Like Lisbon, Porto is establishing itself as something of a destination for foodies. But while there's plenty of opportunity to enjoy the best of modern cooking techniques, traditional cooking in Porto is rich and heavy. It's typified by the city's favorite dishes, tripas à moda do Porto (Porto-style tripe), a concoction involving beans, chicken, sausage, vegetables, and spices, and Francesinha, a carb-and-protein bomb involving several types of meat sandwiched between slabs of bread and smothered with a rich sauce, some cheese, and sometimes a fried egg.

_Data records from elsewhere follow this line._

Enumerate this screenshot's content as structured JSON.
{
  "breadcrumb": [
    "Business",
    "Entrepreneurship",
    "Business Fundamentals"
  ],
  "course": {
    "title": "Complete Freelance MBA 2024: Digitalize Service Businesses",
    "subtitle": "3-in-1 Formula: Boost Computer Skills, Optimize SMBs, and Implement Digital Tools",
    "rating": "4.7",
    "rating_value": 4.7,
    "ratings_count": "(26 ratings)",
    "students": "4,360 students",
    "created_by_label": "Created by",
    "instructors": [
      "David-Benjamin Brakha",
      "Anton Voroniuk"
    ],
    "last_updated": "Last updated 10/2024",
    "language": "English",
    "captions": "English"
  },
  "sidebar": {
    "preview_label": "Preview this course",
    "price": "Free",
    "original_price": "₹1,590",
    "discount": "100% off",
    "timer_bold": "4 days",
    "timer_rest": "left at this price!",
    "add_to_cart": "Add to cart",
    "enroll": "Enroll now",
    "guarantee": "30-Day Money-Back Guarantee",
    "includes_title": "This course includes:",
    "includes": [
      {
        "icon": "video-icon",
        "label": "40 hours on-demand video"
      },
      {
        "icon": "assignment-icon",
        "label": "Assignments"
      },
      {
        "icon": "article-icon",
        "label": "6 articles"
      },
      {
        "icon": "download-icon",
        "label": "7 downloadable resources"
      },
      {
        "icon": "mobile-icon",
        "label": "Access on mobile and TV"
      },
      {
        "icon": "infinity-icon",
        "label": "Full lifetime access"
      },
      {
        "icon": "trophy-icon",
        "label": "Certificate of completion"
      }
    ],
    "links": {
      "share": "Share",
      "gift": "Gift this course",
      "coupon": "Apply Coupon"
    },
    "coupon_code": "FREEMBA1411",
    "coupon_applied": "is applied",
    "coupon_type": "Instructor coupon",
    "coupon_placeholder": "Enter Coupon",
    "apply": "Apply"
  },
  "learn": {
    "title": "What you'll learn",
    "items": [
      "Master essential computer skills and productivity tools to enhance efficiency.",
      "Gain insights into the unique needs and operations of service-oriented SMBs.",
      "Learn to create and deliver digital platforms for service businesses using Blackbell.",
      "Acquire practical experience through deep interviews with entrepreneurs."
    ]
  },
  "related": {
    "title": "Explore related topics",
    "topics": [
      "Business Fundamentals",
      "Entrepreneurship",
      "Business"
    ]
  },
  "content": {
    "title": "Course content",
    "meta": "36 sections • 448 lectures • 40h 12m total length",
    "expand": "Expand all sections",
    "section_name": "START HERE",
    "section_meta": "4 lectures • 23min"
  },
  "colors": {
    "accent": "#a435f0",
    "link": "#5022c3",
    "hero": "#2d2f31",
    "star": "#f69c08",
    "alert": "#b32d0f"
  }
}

Caldo verde ("green soup") is also ubiquitous; it's made of potato and shredded kale in a broth and is usually served with a slice or two of chouriço sausage.
Porto also does a wonderful version of traditional bolinho de bacalhau(fried cod and potato patties that are crisp on the outside, soft and fluffy inside) and you're never too far away from a good, strong coffee and a pastel de nata (custard tart). Near the riverfront, the focus turns to fish and seafood, with any number of restaurants vying for your attention and most offering a good range of grilled fresh fish which can be washed down with a jug of house wine if you need a break from all that port.